Who We Are
Over a century ago, it was recognized that conservation measures were necessary to maintain good fishing in our public waters. Fishing has probably always been one of America’s leading forms of outdoor recreation. The primary responsibility of Chattahoochee Forest National Fish Hatchery is to raise rainbow trout which will help preserve this tradition for present as well as future generations of Americans.
Chattahoochee Forest National Fish Hatchery is located off Georgia Hwy 60 in the beautiful Blue Ridge Mountains of North Georgia just outside the small, rural town of Suches. The hatchery is administered by the U.S. Fish and Wildlife Service along with other National Fish Hatcheries across the Southeast.
What We Do
Constructed in 1937 by the U.S. Forest Service, the Chattahoochee Forest Hatchery remained under their authority for 23 years. On April 13, 1960, a cooperative agreement was signed which transferred ownership to the U.S. Fish and Wildlife Service.
Station facilities are currently used to produce one million trout each year. These fish are stocked into tailwaters, streams and lakes of Northern Georgia in cooperation with the Georgia Department of Natural Resources, Corps of Engineers, Tennessee Valley Authority, and the U.S. Forest Service.
How We Do It

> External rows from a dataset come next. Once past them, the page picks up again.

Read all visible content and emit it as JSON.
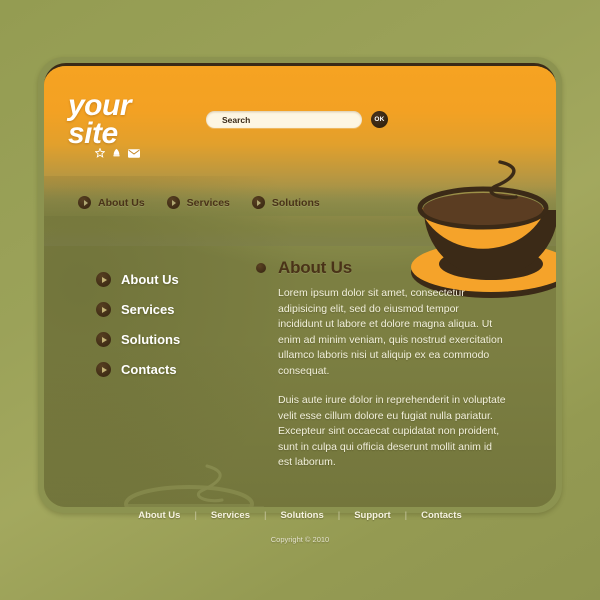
{
  "site": {
    "logo_line1": "your",
    "logo_line2": "site",
    "logo_icons": [
      "star-icon",
      "bell-icon",
      "envelope-icon"
    ]
  },
  "search": {
    "placeholder": "Search",
    "value": "",
    "submit_label": "OK"
  },
  "top_nav": {
    "items": [
      {
        "label": "About Us"
      },
      {
        "label": "Services"
      },
      {
        "label": "Solutions"
      }
    ]
  },
  "sidebar": {
    "items": [
      {
        "label": "About Us"
      },
      {
        "label": "Services"
      },
      {
        "label": "Solutions"
      },
      {
        "label": "Contacts"
      }
    ]
  },
  "main": {
    "title": "About Us",
    "paragraphs": [
      "Lorem ipsum dolor sit amet, consectetur adipisicing elit, sed do eiusmod tempor incididunt ut labore et dolore magna aliqua. Ut enim ad minim veniam, quis nostrud exercitation ullamco laboris nisi ut aliquip ex ea commodo consequat.",
      "Duis aute irure dolor in reprehenderit in voluptate velit esse cillum dolore eu fugiat nulla pariatur. Excepteur sint occaecat cupidatat non proident, sunt in culpa qui officia deserunt mollit anim id est laborum."
    ]
  },
  "footer": {
    "links": [
      {
        "label": "About Us"
      },
      {
        "label": "Services"
      },
      {
        "label": "Solutions"
      },
      {
        "label": "Support"
      },
      {
        "label": "Contacts"
      }
    ],
    "separator": "|",
    "copyright": "Copyright © 2010"
  },
  "graphics": {
    "main_cup": "coffee-cup-illustration",
    "watermark_cup": "coffee-cup-watermark"
  },
  "colors": {
    "page_background": "#99a055",
    "header_orange": "#f5a024",
    "card_olive": "#7c7d3d",
    "dark_brown": "#3c2a14",
    "cup_orange": "#f5a32a",
    "text_cream": "#f2f0dc"
  }
}
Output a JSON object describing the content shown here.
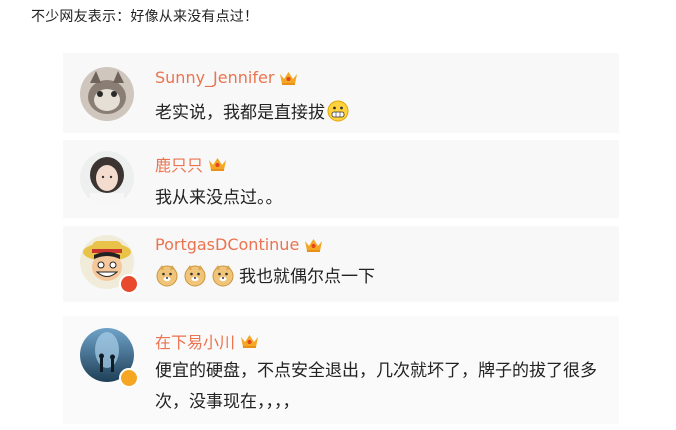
{
  "intro": "不少网友表示：好像从来没有点过！",
  "comments": [
    {
      "name": "Sunny_Jennifer",
      "text": "老实说，我都是直接拔",
      "avatar": "cat-avatar",
      "badge": "crown-badge-icon",
      "trail_emoji": "grin-emoji-icon"
    },
    {
      "name": "鹿只只",
      "text": "我从来没点过。。",
      "avatar": "girl-avatar",
      "badge": "crown-badge-icon"
    },
    {
      "name": "PortgasDContinue",
      "text": "我也就偶尔点一下",
      "avatar": "luffy-avatar",
      "badge": "crown-badge-icon",
      "lead_emojis": [
        "doge-emoji-icon",
        "doge-emoji-icon",
        "doge-emoji-icon"
      ]
    },
    {
      "name": "在下易小川",
      "text": "便宜的硬盘，不点安全退出，几次就坏了，牌子的拔了很多次，没事现在，，，，",
      "avatar": "cave-avatar",
      "badge": "crown-badge-icon"
    }
  ],
  "colors": {
    "name": "#eb7350",
    "text": "#222222",
    "card_bg": "#f8f8f8",
    "crown": "#f5a623",
    "verified": "#f5a623"
  }
}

Spawning operations are not conducted at this particular hatchery. However, some Federal Hatcheries hold adult trout (broodstock) which are spawned artificially when the fish become “ripe.” Eggs are taken from the females and fertilized with milt from the males. The fertilized eggs are then shipped here and incubated under controlled conditions.
Some hatcheries are solely involved in producing and developing the various strains of eggs needed for the production of healthy fish. We obtain eggs from locations all over the country.

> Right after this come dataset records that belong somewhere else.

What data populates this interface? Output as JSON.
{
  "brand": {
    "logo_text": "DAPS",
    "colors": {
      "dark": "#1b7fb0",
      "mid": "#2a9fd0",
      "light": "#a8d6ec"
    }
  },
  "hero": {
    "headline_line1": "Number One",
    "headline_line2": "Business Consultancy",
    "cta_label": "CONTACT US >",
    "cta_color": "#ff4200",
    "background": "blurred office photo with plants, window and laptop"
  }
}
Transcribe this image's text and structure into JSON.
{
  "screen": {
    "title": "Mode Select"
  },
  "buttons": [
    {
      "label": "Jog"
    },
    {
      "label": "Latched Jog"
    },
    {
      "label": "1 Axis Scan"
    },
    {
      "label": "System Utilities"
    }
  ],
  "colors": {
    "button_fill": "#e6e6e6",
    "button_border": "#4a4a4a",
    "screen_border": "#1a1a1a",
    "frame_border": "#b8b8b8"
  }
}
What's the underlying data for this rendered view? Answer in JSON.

As the young hatch, usually within 3 to 4 weeks, the young fry are transferred to rearing troughs. During this period, the fish are nourished by their yolk sacs. As this source of food is depleted, the young trout swim up from the bottom of the troughs and are fed specially formulated dry feeds hourly. In approximately 3-4 months, the fish reach the size of fingerlings, about 2-3 inches. They are then transferred to the raceways outside for rearing to stocking size.

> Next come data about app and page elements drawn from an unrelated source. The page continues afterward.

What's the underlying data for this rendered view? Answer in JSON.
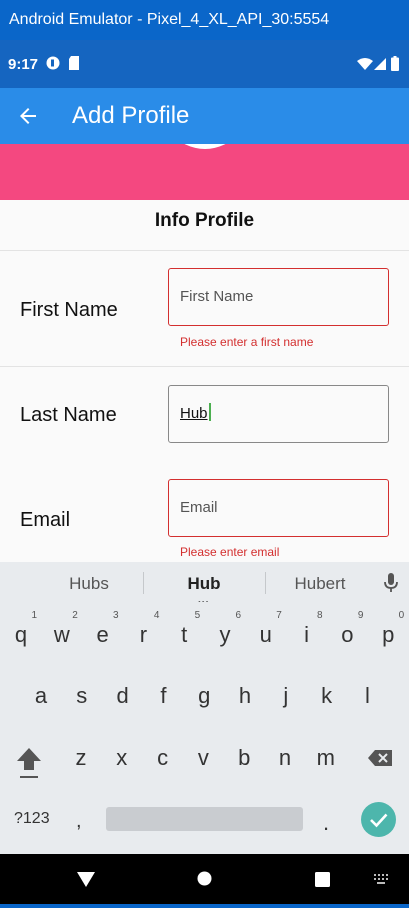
{
  "window": {
    "title": "Android Emulator - Pixel_4_XL_API_30:5554"
  },
  "status_bar": {
    "time": "9:17"
  },
  "app_bar": {
    "title": "Add Profile"
  },
  "section": {
    "title": "Info Profile"
  },
  "form": {
    "first_name": {
      "label": "First Name",
      "placeholder": "First Name",
      "value": "",
      "error": "Please enter a first name"
    },
    "last_name": {
      "label": "Last Name",
      "value": "Hub"
    },
    "email": {
      "label": "Email",
      "placeholder": "Email",
      "value": "",
      "error": "Please enter email"
    }
  },
  "suggestions": [
    "Hubs",
    "Hub",
    "Hubert"
  ],
  "keyboard": {
    "row1": [
      {
        "k": "q",
        "n": "1"
      },
      {
        "k": "w",
        "n": "2"
      },
      {
        "k": "e",
        "n": "3"
      },
      {
        "k": "r",
        "n": "4"
      },
      {
        "k": "t",
        "n": "5"
      },
      {
        "k": "y",
        "n": "6"
      },
      {
        "k": "u",
        "n": "7"
      },
      {
        "k": "i",
        "n": "8"
      },
      {
        "k": "o",
        "n": "9"
      },
      {
        "k": "p",
        "n": "0"
      }
    ],
    "row2": [
      "a",
      "s",
      "d",
      "f",
      "g",
      "h",
      "j",
      "k",
      "l"
    ],
    "row3": [
      "z",
      "x",
      "c",
      "v",
      "b",
      "n",
      "m"
    ],
    "symbols_label": "?123",
    "comma": ",",
    "period": "."
  },
  "colors": {
    "accent": "#2a8ce8",
    "error": "#d32f2f",
    "hero": "#f44880"
  }
}
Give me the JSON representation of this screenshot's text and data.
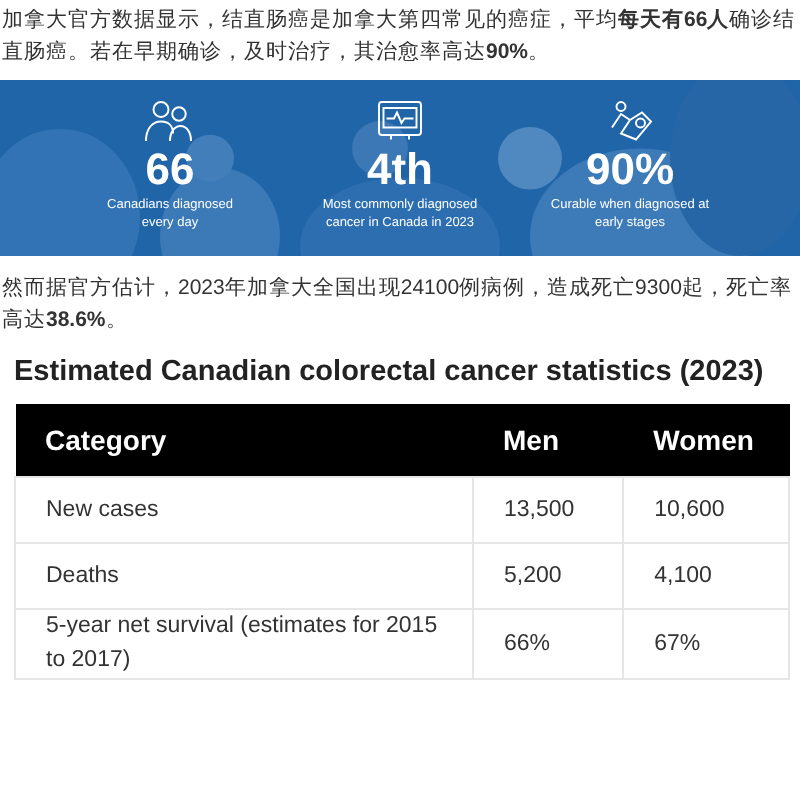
{
  "intro": {
    "text": "加拿大官方数据显示，结直肠癌是加拿大第四常见的癌症，平均**每天有66人**确诊结直肠癌。若在早期确诊，及时治疗，其治愈率高达**90%**。"
  },
  "banner": {
    "stats": [
      {
        "value": "66",
        "caption": "Canadians diagnosed every day"
      },
      {
        "value": "4th",
        "caption": "Most commonly diagnosed cancer in Canada in 2023"
      },
      {
        "value": "90%",
        "caption": "Curable when diagnosed at early stages"
      }
    ]
  },
  "estimate": {
    "text": "然而据官方估计，2023年加拿大全国出现24100例病例，造成死亡9300起，死亡率高达**38.6%**。"
  },
  "table": {
    "title": "Estimated Canadian colorectal cancer statistics (2023)",
    "columns": [
      "Category",
      "Men",
      "Women"
    ],
    "rows": [
      [
        "New cases",
        "13,500",
        "10,600"
      ],
      [
        "Deaths",
        "5,200",
        "4,100"
      ],
      [
        "5-year net survival (estimates for 2015 to 2017)",
        "66%",
        "67%"
      ]
    ]
  }
}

In the raceways, fish are fed and cared for until they reach the desired stocking size. It takes approximately 14-16 months to raise a 9 inch fish from the larval (fry) stage.
Feeding activities range from twice a day for the larger fish to 5-6 times daily for the smaller sizes. As the fish gain weight, they are split into empty raceways to give them room to grow.
Throughout the year fish are harvested from the raceways and distributed by truck for stocking in streams, lakes and reservoirs in the Chattahoochee National Forest and various locations in North Georgia, maybe providing source material for another “big fish” story.